The Atlantic posted a July 10, 2017 rebuttal to Wallis-Wells' nymag.com article above I linked as "Venus II." The U. S. Geological Survey and the University of Rochester noted in a recent study the Arctic-methane issue may not be as dire as some scientists imagined. However, what I like about Wallis-Wells' article is how it rightly notes difficulty in implementing catastrophe-avoiding social change planet-wide on the ever-shorter time scale required. It's like a huge boat trying to avoid hitting smaller boats in the fog (in this case "smaller boats" are island nations and low-lying areas). Regarding the contrast between scientists' and publics' perceptions, Wallis-Wells noted "the most credentialed and tenured in the field, few of them inclined to alarmism and many advisers to the IPCC who nevertheless criticize its conservatism — have quietly reached an apocalyptic conclusion, too: No plausible program of emissions reductions alone can prevent climate disaster." Wallis-Wells' article continues, "Most people talk as if Miami and Bangladesh still have a chance of surviving; most of the scientists I spoke with assume we’ll lose them within the century, even if we stop burning fossil fuel in the next decade." The Atlantic didn't respond to this important argument. Additionally, I was amused by The Atlantic's rebuttal "Carbon-dioxide levels only get high enough to seriously depress brain function in indoor spaces, though he implies it will become a global problem." With already locked-in temperature increases, are we all supposed to forever work outdoors?
The Atlantic piece cites Katharine Hayhoe, an atmospheric scientist and professor of political science at Texas Tech University. “The NYMag article is the climate equivalent of being told that everyone in the world’s life will end in the most grisly, worst-case possible scenario if we keep on smoking.” My response was to read it again. Wallis-Wells' article noted, "In between scientific reticence and science fiction is science itself. This article is the result of dozens of interviews and exchanges with climatologists and researchers in related fields and reflects hundreds of scientific papers on the subject of climate change. What follows is not a series of predictions of what will happen — that will be determined in large part by the much-less-certain science of human response. Instead, it is a portrait of our best understanding of where the planet is heading absent aggressive action. It is unlikely that all of these warming scenarios will be fully realized, largely because the devastation along the way will shake our complacency. But those scenarios, and not the present climate, are the baseline. In fact, they are our schedule." In short, instead of Wallis-Wells' article being like "the most grisly, worst-case possible scenario if we keep on smoking," it is more like a detailed account of a smoker on life support with the legal right to ask for and receive more cigarettes on his deathbed.

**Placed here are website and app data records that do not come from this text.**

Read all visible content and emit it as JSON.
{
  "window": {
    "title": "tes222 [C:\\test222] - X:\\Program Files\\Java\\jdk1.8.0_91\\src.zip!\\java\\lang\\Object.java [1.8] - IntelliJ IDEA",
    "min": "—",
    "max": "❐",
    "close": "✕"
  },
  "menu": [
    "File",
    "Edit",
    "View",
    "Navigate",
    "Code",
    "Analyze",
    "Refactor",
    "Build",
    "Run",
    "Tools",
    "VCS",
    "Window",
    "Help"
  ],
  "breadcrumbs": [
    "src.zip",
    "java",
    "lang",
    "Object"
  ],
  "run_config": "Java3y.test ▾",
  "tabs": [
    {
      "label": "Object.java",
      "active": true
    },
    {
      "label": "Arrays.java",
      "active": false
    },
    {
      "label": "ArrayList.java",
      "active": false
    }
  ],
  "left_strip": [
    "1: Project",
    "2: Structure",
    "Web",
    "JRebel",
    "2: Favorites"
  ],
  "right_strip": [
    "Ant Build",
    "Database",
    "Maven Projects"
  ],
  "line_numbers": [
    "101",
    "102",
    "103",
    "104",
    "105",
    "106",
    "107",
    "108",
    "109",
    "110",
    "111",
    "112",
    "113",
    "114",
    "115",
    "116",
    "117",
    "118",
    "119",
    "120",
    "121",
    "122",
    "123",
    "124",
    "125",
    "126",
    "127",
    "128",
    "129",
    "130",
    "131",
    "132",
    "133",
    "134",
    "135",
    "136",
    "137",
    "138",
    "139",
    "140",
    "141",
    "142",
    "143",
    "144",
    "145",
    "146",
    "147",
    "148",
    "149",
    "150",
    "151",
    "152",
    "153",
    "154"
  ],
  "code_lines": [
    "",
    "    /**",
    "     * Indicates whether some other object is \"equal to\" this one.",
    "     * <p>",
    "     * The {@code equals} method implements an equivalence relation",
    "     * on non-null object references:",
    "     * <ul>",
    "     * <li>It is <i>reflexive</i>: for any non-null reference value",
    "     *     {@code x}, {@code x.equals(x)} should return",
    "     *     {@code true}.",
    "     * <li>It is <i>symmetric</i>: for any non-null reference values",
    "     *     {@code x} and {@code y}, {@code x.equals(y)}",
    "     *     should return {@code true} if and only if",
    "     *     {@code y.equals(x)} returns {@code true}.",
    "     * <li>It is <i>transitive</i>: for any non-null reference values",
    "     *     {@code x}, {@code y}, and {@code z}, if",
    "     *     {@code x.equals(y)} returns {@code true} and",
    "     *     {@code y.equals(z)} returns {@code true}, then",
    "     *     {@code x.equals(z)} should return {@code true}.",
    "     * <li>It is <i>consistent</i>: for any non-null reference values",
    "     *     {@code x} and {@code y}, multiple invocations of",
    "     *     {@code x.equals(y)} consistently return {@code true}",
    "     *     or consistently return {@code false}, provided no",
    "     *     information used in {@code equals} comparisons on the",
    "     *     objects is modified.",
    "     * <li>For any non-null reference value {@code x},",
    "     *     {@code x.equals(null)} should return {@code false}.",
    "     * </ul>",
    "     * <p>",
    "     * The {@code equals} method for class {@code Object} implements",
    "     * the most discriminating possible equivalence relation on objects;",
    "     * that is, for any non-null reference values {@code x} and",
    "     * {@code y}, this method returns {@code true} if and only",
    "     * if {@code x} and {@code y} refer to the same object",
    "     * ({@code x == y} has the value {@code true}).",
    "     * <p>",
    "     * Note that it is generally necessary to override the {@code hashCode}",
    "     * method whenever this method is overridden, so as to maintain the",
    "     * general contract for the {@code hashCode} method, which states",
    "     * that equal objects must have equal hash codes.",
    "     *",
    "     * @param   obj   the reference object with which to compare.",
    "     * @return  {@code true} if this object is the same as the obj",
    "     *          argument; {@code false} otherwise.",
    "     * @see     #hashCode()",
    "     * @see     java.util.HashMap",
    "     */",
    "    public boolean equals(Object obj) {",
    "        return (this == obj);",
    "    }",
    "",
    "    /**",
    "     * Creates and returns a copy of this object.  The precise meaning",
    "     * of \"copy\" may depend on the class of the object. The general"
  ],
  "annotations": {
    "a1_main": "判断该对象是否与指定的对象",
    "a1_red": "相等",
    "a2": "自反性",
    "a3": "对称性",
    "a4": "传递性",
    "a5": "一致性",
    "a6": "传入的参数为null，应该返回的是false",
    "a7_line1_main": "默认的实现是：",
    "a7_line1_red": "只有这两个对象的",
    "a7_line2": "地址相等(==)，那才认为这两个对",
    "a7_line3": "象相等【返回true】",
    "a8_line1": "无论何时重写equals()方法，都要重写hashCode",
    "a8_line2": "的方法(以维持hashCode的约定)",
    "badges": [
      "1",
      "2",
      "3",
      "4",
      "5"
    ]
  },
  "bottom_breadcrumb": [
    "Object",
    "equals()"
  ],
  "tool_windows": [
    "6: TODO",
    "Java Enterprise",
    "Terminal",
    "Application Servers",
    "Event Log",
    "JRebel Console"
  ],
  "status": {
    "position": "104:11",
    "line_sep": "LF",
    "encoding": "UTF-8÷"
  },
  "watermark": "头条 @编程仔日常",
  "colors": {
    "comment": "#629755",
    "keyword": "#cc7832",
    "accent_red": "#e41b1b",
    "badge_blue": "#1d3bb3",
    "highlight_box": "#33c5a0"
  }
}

On the plus side, Professor Hayhoe has an excellent article, "I was an Exxon-funded climate scientist."
I may be a simple Oregon fisherman but I think The Atlantic has some explaining to do.
Susan Matthews, Slate's science editor, has one of the most honest responses to Wallis-Wells' nymag.com article.